## [Work task]
Without the images, reproduce each line of the material exactly.

## [Input data]
▼▼▼
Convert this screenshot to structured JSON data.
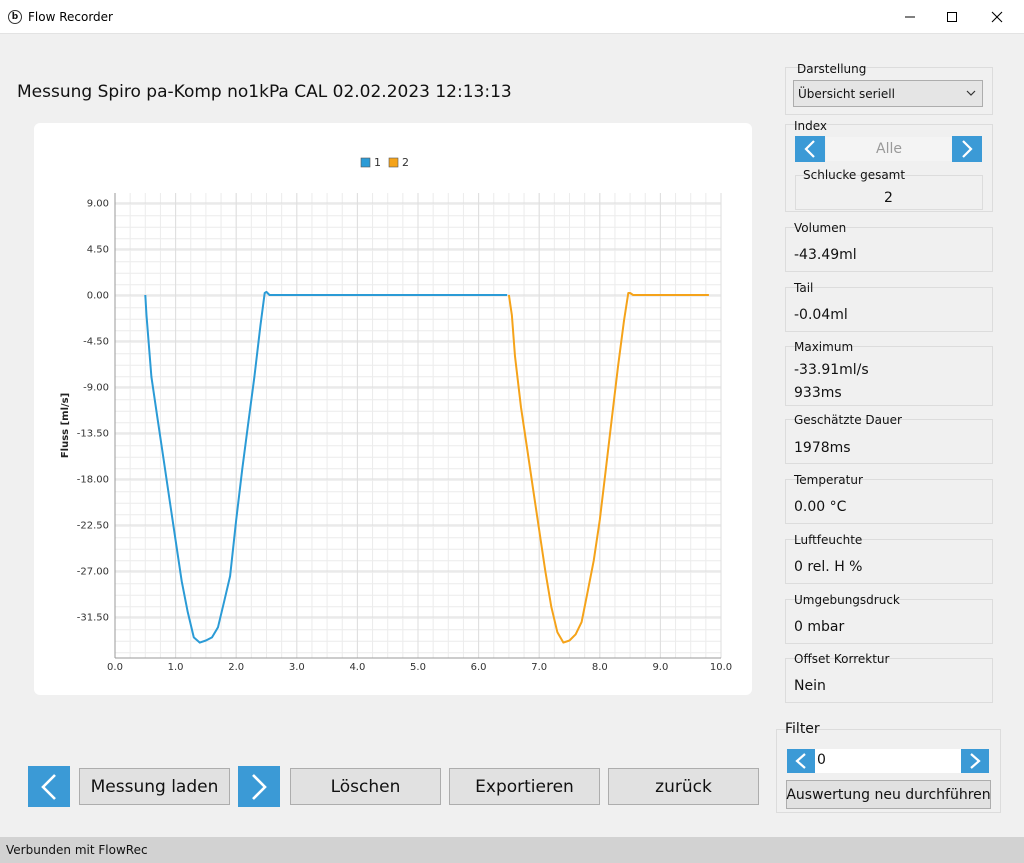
{
  "window": {
    "title": "Flow Recorder",
    "logo_letter": "b"
  },
  "measurement_title": "Messung Spiro pa-Komp no1kPa CAL 02.02.2023 12:13:13",
  "darstellung": {
    "label": "Darstellung",
    "selected": "Übersicht seriell"
  },
  "index": {
    "label": "Index",
    "value": "Alle"
  },
  "schlucke": {
    "label": "Schlucke gesamt",
    "value": "2"
  },
  "stats": [
    {
      "label": "Volumen",
      "value": "-43.49ml"
    },
    {
      "label": "Tail",
      "value": "-0.04ml"
    },
    {
      "label": "Maximum",
      "value": "-33.91ml/s",
      "value2": "933ms"
    },
    {
      "label": "Geschätzte Dauer",
      "value": "1978ms"
    },
    {
      "label": "Temperatur",
      "value": "0.00 °C"
    },
    {
      "label": "Luftfeuchte",
      "value": "0  rel. H %"
    },
    {
      "label": "Umgebungsdruck",
      "value": "0  mbar"
    },
    {
      "label": "Offset Korrektur",
      "value": "Nein"
    }
  ],
  "filter": {
    "label": "Filter",
    "value": "0",
    "rerun_label": "Auswertung neu durchführen"
  },
  "buttons": {
    "load": "Messung laden",
    "delete": "Löschen",
    "export": "Exportieren",
    "back": "zurück"
  },
  "status": "Verbunden mit FlowRec",
  "colors": {
    "series1": "#2b9bd6",
    "series2": "#f5a31a",
    "accent": "#3b9ad6"
  },
  "chart_data": {
    "type": "line",
    "ylabel": "Fluss [ml/s]",
    "xlabel": "",
    "xlim": [
      0,
      10
    ],
    "ylim": [
      -36,
      10
    ],
    "x_ticks": [
      "0.0",
      "1.0",
      "2.0",
      "3.0",
      "4.0",
      "5.0",
      "6.0",
      "7.0",
      "8.0",
      "9.0",
      "10.0"
    ],
    "y_ticks": [
      "9.00",
      "4.50",
      "0.00",
      "-4.50",
      "-9.00",
      "-13.50",
      "-18.00",
      "-22.50",
      "-27.00",
      "-31.50"
    ],
    "grid": true,
    "legend_position": "top-center",
    "series": [
      {
        "name": "1",
        "x": [
          0.5,
          0.52,
          0.6,
          0.7,
          0.8,
          0.9,
          1.0,
          1.1,
          1.2,
          1.3,
          1.4,
          1.5,
          1.6,
          1.7,
          1.8,
          1.9,
          2.0,
          2.1,
          2.2,
          2.3,
          2.4,
          2.47,
          2.5,
          2.55,
          3.0,
          4.0,
          5.0,
          6.0,
          6.4,
          6.47
        ],
        "y": [
          0,
          -2,
          -8,
          -12,
          -16,
          -20,
          -24,
          -28,
          -31,
          -33.5,
          -34,
          -33.8,
          -33.5,
          -32.5,
          -30,
          -27.5,
          -22,
          -17,
          -12.5,
          -8,
          -3,
          0.2,
          0.3,
          0,
          0,
          0,
          0,
          0,
          0,
          0
        ]
      },
      {
        "name": "2",
        "x": [
          6.5,
          6.55,
          6.6,
          6.7,
          6.8,
          6.9,
          7.0,
          7.1,
          7.2,
          7.3,
          7.4,
          7.5,
          7.6,
          7.7,
          7.8,
          7.9,
          8.0,
          8.1,
          8.2,
          8.3,
          8.4,
          8.47,
          8.5,
          8.55,
          9.0,
          9.5,
          9.8
        ],
        "y": [
          0,
          -2,
          -6,
          -11,
          -15,
          -19,
          -23,
          -27,
          -30.5,
          -33,
          -34,
          -33.8,
          -33.2,
          -32,
          -29,
          -26,
          -22,
          -17,
          -12,
          -7,
          -2.5,
          0.2,
          0.2,
          0,
          0,
          0,
          0
        ]
      }
    ]
  }
}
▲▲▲
## [Expected output]
Convert this screenshot to structured JSON data.
{
  "window": {
    "title": "Flow Recorder",
    "logo_letter": "b"
  },
  "measurement_title": "Messung Spiro pa-Komp no1kPa CAL 02.02.2023 12:13:13",
  "darstellung": {
    "label": "Darstellung",
    "selected": "Übersicht seriell"
  },
  "index": {
    "label": "Index",
    "value": "Alle"
  },
  "schlucke": {
    "label": "Schlucke gesamt",
    "value": "2"
  },
  "stats": [
    {
      "label": "Volumen",
      "value": "-43.49ml"
    },
    {
      "label": "Tail",
      "value": "-0.04ml"
    },
    {
      "label": "Maximum",
      "value": "-33.91ml/s",
      "value2": "933ms"
    },
    {
      "label": "Geschätzte Dauer",
      "value": "1978ms"
    },
    {
      "label": "Temperatur",
      "value": "0.00 °C"
    },
    {
      "label": "Luftfeuchte",
      "value": "0  rel. H %"
    },
    {
      "label": "Umgebungsdruck",
      "value": "0  mbar"
    },
    {
      "label": "Offset Korrektur",
      "value": "Nein"
    }
  ],
  "filter": {
    "label": "Filter",
    "value": "0",
    "rerun_label": "Auswertung neu durchführen"
  },
  "buttons": {
    "load": "Messung laden",
    "delete": "Löschen",
    "export": "Exportieren",
    "back": "zurück"
  },
  "status": "Verbunden mit FlowRec",
  "colors": {
    "series1": "#2b9bd6",
    "series2": "#f5a31a",
    "accent": "#3b9ad6"
  },
  "chart_data": {
    "type": "line",
    "ylabel": "Fluss [ml/s]",
    "xlabel": "",
    "xlim": [
      0,
      10
    ],
    "ylim": [
      -36,
      10
    ],
    "x_ticks": [
      "0.0",
      "1.0",
      "2.0",
      "3.0",
      "4.0",
      "5.0",
      "6.0",
      "7.0",
      "8.0",
      "9.0",
      "10.0"
    ],
    "y_ticks": [
      "9.00",
      "4.50",
      "0.00",
      "-4.50",
      "-9.00",
      "-13.50",
      "-18.00",
      "-22.50",
      "-27.00",
      "-31.50"
    ],
    "grid": true,
    "legend_position": "top-center",
    "series": [
      {
        "name": "1",
        "x": [
          0.5,
          0.52,
          0.6,
          0.7,
          0.8,
          0.9,
          1.0,
          1.1,
          1.2,
          1.3,
          1.4,
          1.5,
          1.6,
          1.7,
          1.8,
          1.9,
          2.0,
          2.1,
          2.2,
          2.3,
          2.4,
          2.47,
          2.5,
          2.55,
          3.0,
          4.0,
          5.0,
          6.0,
          6.4,
          6.47
        ],
        "y": [
          0,
          -2,
          -8,
          -12,
          -16,
          -20,
          -24,
          -28,
          -31,
          -33.5,
          -34,
          -33.8,
          -33.5,
          -32.5,
          -30,
          -27.5,
          -22,
          -17,
          -12.5,
          -8,
          -3,
          0.2,
          0.3,
          0,
          0,
          0,
          0,
          0,
          0,
          0
        ]
      },
      {
        "name": "2",
        "x": [
          6.5,
          6.55,
          6.6,
          6.7,
          6.8,
          6.9,
          7.0,
          7.1,
          7.2,
          7.3,
          7.4,
          7.5,
          7.6,
          7.7,
          7.8,
          7.9,
          8.0,
          8.1,
          8.2,
          8.3,
          8.4,
          8.47,
          8.5,
          8.55,
          9.0,
          9.5,
          9.8
        ],
        "y": [
          0,
          -2,
          -6,
          -11,
          -15,
          -19,
          -23,
          -27,
          -30.5,
          -33,
          -34,
          -33.8,
          -33.2,
          -32,
          -29,
          -26,
          -22,
          -17,
          -12,
          -7,
          -2.5,
          0.2,
          0.2,
          0,
          0,
          0,
          0
        ]
      }
    ]
  }
}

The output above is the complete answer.